Starting with the line that contains "Extract the structured", set down each line through the end of the entries below, exactly and with nothing added.

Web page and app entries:
⟨

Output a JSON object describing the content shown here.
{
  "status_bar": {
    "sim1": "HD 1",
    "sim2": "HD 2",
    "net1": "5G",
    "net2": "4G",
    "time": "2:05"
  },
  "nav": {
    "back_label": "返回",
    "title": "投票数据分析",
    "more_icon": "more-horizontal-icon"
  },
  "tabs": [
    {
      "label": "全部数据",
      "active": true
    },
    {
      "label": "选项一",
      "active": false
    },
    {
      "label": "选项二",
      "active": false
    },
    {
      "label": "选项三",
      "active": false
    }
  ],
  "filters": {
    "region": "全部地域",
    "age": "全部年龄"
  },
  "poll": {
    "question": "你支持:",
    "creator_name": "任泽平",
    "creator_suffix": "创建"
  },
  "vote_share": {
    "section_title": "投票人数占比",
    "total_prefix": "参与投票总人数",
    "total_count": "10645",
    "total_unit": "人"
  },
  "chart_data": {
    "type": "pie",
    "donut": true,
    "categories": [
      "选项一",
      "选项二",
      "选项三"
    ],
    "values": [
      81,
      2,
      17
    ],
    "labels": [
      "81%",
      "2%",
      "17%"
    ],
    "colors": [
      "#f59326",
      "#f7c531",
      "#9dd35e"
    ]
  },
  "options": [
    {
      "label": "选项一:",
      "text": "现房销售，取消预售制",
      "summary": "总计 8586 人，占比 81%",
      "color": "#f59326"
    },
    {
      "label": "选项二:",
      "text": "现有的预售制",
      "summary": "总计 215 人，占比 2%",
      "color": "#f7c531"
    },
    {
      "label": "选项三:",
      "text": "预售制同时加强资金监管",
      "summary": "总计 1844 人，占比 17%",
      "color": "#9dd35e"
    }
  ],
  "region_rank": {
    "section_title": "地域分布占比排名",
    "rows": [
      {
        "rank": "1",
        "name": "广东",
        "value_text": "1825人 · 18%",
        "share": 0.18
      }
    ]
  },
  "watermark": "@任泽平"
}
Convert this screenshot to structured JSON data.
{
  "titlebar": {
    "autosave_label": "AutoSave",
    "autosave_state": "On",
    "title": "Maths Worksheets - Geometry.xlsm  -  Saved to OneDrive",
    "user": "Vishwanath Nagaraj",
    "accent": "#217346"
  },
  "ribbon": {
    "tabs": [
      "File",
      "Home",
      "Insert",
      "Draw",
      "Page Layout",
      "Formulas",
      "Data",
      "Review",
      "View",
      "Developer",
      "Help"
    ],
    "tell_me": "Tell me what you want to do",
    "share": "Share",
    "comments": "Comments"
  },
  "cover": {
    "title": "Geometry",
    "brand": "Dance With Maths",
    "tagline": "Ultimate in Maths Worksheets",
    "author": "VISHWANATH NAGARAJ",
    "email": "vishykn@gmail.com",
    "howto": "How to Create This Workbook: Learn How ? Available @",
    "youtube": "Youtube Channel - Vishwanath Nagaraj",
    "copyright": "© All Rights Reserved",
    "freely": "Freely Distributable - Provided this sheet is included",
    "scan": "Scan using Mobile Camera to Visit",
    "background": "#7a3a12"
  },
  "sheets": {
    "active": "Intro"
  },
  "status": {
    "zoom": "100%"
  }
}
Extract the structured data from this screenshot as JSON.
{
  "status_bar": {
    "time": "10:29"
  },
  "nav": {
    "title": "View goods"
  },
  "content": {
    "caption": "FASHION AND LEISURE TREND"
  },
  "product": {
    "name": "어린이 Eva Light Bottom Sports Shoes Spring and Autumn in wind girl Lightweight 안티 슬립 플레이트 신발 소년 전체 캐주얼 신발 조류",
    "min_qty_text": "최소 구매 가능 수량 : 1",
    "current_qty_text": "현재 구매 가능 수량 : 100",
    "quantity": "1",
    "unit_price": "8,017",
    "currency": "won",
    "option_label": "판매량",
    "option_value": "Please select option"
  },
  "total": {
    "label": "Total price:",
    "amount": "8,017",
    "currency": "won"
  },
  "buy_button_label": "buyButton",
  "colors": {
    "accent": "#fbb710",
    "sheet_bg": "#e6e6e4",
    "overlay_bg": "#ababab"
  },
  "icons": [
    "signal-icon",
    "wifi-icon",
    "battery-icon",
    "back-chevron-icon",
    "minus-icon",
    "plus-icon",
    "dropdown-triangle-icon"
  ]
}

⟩

Task answer -
Extract the structured data from this screenshot as JSON.
{
  "status_bar": {
    "time": "10:29"
  },
  "nav": {
    "title": "View goods"
  },
  "content": {
    "caption": "FASHION AND LEISURE TREND"
  },
  "product": {
    "name": "어린이 Eva Light Bottom Sports Shoes Spring and Autumn in wind girl Lightweight 안티 슬립 플레이트 신발 소년 전체 캐주얼 신발 조류",
    "min_qty_text": "최소 구매 가능 수량 : 1",
    "current_qty_text": "현재 구매 가능 수량 : 100",
    "quantity": "1",
    "unit_price": "8,017",
    "currency": "won",
    "option_label": "판매량",
    "option_value": "Please select option"
  },
  "total": {
    "label": "Total price:",
    "amount": "8,017",
    "currency": "won"
  },
  "buy_button_label": "buyButton",
  "colors": {
    "accent": "#fbb710",
    "sheet_bg": "#e6e6e4",
    "overlay_bg": "#ababab"
  },
  "icons": [
    "signal-icon",
    "wifi-icon",
    "battery-icon",
    "back-chevron-icon",
    "minus-icon",
    "plus-icon",
    "dropdown-triangle-icon"
  ]
}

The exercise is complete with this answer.